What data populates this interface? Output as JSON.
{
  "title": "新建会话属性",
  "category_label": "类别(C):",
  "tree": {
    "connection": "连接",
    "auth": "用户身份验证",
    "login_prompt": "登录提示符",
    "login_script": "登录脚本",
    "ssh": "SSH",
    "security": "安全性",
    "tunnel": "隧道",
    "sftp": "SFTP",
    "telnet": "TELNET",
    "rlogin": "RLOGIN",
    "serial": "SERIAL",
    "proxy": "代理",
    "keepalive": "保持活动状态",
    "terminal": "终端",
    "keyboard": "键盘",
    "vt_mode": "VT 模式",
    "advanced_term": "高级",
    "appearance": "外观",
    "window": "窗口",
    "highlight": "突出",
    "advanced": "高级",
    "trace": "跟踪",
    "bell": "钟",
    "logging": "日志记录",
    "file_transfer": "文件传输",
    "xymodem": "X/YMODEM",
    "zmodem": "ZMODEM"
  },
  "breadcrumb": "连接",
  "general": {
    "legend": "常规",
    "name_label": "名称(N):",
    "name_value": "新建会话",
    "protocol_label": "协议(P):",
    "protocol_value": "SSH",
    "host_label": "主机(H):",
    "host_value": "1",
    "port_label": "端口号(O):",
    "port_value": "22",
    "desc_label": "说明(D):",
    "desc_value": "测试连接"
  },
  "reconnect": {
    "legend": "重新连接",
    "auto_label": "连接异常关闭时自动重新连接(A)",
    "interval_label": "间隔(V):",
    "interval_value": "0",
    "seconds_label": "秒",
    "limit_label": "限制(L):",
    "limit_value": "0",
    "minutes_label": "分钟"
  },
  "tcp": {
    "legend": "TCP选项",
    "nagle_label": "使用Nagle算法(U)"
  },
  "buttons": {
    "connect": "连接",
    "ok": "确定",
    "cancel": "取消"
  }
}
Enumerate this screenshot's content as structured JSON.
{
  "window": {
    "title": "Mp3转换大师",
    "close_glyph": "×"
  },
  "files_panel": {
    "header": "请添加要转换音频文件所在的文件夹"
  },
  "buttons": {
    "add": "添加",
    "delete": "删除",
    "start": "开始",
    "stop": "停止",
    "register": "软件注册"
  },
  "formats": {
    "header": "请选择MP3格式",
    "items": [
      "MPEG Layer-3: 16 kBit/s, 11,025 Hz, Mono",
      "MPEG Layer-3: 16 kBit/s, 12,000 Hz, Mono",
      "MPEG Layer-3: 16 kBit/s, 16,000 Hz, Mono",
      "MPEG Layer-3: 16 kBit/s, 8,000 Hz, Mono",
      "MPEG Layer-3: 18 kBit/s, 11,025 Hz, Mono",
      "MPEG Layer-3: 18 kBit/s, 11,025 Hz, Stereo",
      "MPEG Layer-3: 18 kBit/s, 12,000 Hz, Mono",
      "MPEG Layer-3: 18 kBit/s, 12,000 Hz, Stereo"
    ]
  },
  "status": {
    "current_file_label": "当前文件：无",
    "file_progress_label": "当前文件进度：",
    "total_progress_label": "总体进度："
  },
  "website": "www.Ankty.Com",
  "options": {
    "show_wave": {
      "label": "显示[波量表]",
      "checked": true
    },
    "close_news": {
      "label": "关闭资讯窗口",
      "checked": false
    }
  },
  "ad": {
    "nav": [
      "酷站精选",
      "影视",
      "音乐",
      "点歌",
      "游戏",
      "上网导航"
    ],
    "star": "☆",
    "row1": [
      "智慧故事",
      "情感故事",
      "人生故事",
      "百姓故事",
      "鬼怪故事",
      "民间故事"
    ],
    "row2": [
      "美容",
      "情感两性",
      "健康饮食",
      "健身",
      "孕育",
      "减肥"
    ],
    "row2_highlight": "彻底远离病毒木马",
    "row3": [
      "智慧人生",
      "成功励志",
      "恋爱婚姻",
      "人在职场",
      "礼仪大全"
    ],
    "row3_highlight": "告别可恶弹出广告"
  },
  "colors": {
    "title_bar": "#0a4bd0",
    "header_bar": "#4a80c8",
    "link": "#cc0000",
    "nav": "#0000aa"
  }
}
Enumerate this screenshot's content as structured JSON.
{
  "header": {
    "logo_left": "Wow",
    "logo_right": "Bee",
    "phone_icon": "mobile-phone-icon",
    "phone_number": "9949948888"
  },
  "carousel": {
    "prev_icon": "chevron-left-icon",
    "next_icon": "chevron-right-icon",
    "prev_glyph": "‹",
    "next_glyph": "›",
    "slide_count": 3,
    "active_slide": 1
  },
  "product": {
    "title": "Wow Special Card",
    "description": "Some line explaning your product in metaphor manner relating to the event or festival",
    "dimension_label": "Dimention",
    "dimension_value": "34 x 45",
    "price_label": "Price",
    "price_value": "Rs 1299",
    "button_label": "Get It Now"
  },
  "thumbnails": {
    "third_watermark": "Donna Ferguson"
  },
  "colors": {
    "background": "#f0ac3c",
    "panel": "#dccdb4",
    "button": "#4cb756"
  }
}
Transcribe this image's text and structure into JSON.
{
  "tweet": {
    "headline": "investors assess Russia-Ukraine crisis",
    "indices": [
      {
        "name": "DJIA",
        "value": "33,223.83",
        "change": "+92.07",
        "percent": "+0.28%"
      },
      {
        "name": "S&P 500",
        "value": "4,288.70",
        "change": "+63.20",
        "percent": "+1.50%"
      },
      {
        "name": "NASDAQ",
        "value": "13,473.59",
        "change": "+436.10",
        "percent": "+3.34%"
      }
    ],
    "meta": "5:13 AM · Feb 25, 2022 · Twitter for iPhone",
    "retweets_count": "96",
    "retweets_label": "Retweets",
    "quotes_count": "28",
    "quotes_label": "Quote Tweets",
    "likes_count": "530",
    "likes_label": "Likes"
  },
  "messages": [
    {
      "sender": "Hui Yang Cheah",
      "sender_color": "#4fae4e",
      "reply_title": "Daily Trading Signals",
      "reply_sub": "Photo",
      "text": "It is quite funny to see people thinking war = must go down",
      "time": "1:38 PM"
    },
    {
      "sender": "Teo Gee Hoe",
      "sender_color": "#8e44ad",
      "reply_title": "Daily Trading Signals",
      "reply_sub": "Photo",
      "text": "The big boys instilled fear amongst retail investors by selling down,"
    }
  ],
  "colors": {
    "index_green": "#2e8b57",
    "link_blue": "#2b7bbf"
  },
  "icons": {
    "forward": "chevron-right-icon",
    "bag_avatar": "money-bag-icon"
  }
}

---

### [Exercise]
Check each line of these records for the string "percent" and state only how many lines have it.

### [Result for this task]
3